Just two years later the New Zealand Transport Agency announced SkyPath’s estimated costs had blown out to a staggering $360 million. And without so much as a blink of an eyelid, NZTA put the project forward as “shovel-ready,” to be fast-tracked by the Government to kick-start the post-Covid recovery. Lest anyone question SkyPath’s value for money at this elephantine price, NZTA’s cost-benefit analysis for the project concealed all its assumptions and calculations.

It’s been said that not even a shovel is shovel-ready these days. Fortunately for taxpayers, so it has proved with the SkyPath.

Despite claims by the Head of Auckland Council’s Planning Committee and SkyPath proponent Chris Darby that the project had “been put through the wringer like no other transport project has,” SkyPath turns out not even to be feasible. Just like Auckland’s commuters, the aging harbour bridge’s concrete pillars cannot bear the weight.

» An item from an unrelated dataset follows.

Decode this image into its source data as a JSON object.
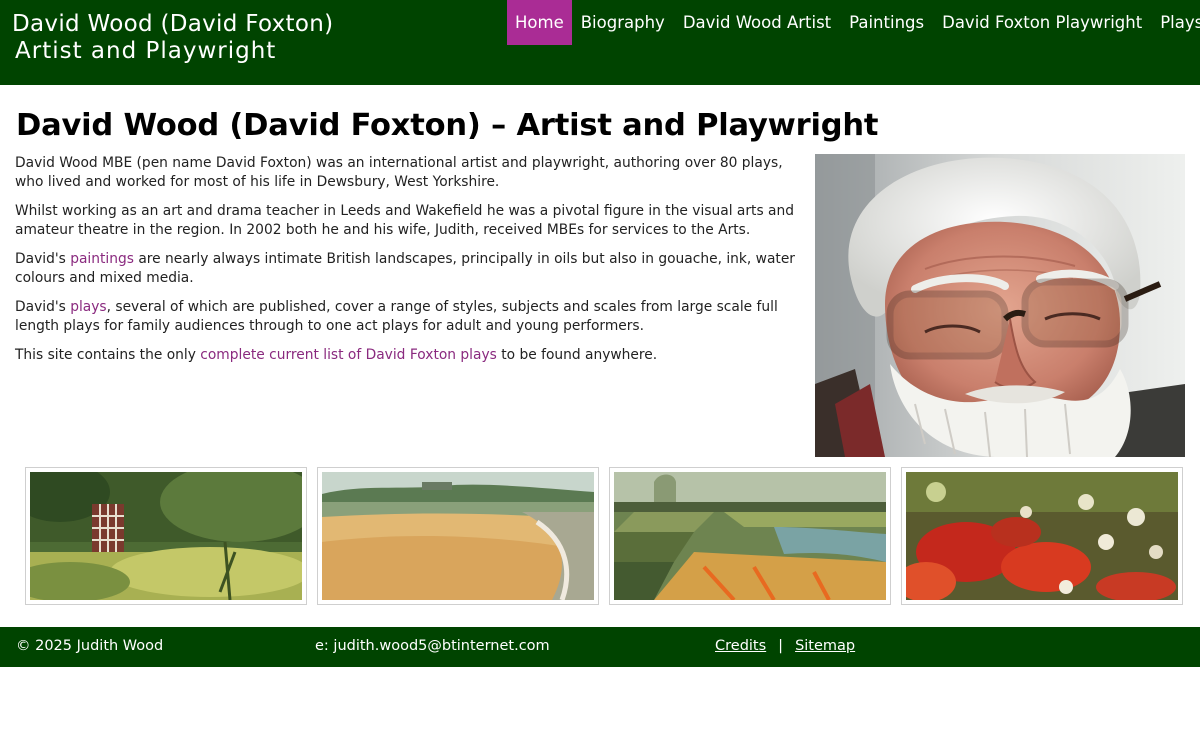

For the cost-conscious taxpayer, SkyPath’s belated engineering stumbling block might come as a relief. Who would bet against the SkyPath’s finished cost not breaching NZTA’s latest estimate  by another $100 million or two?

But if taxpayers think the SkyPath saga is over, they need to think again. NZTA is pondering a new way for cyclists and pedestrians (and buses) to cross the harbour. A purpose-built bridge. The Automobile Association estimates the costs at $2 billion.

Now that would be some elephant.

On The Record

Other Initiative activity:
  • Podcast: Dr David Law on the housing package and what it will mean for the housing market and rental market
  • Podcast: Bryce Wilkinson on the Government's Pharmac review
  • Report: The Emissions Trading Scheme FAQ
  • Podcast: Taxpayer Talk: Climate Change Commission chair Dr Rod Carr with NZ Initiative's Matt Burgess
All Things Considered
  • Graph of the week: Why good government matters: Public trust in politicians, low corruption vs. effective actions on emissions
  • The effects of immigration on wages explained
  • The effects of rent control expansion on tenants, landlords, and inequality: Evidence from San Francisco
  • April Fools! Some of the best: Otago University’s initiative to improve Castle Street; the One Million Electric Cars Initiative and, the Government deciding to go ahead with a giant minimum wage increase despite the year we’ve had and the uncertainty yet ahead
Copyright © 2024 The New Zealand Initiative, All Rights Reserved

Unsubscribe me please

Brought to you by outreachcrm